The American Academy of Pediatrics weighs in on drug testing kids, saying that they are unreliable and can create a climate of distrust suspicion and fear.
Subjecting children to drug testing is usually a bad idea for a host of reasons, including often inaccurate results and loss of the child’s trust, a leading pediatricians’ group said on Monday.
Increasingly, schools are embarking on drug testing, particularly of student-athletes, following a 2002 U.S. Supreme Court ruling that declared the practice legal.
Parents may also be tempted by newly available home drug screening kits in an effort to catch the problem early.
But the American Academy of Pediatrics, updating its decade-old policy statement on the issue, said screening for illicit drugs is a complicated process prone to errors and cheating, and has not been shown to curtail youngsters’ drug use.
Drug testing also creates a counterproductive climate of “resentment, distrust and suspicion” between children and their parents or school administrators, a committee of experts wrote in the March issue of the group’s journal, Pediatrics.
False-positive results can arise from eating poppy seeds or ingesting certain cold medications, and test results may need to be confirmed with expensive further testing, it said.
Many students are also likely to be aware of Web sites that offer methods of defeating drug testing.
In addition, several illegal drugs are undetectable in urine more than 72 hours after use, and standard tests do not detect often abused substances such as alcohol, Ecstasy and inhalants.
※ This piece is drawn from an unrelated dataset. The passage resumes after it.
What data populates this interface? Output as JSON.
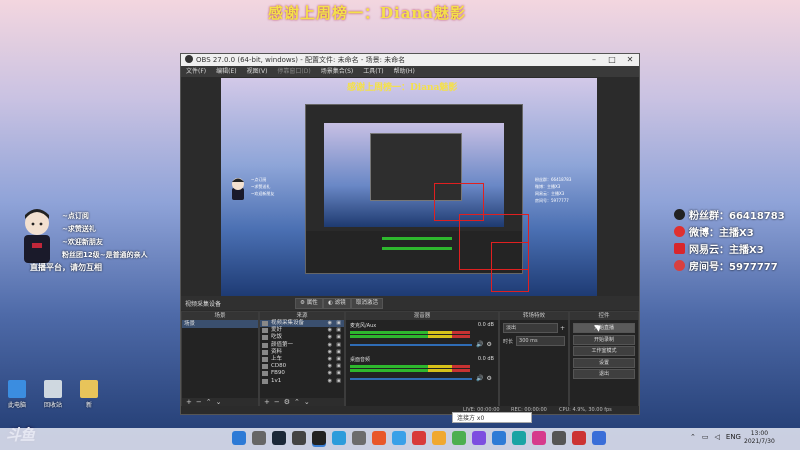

Some youngsters may respond to testing by avoiding drugs such as marijuana and instead abuse less-detectable, but more dangerous, drugs, the statement said.
“A key issue at the heart of the drug-testing dilemma is the lack of developmentally appropriate adolescent substance abuse and mental health treatment” in many communities, it said, noting existing programs designed for adults may be unsuitable for children.
The report suggested parents suspicious that a child is abusing drugs or alcohol consult the child’s primary care doctor rather than rely on school-based drug screening or home kits to check their concerns.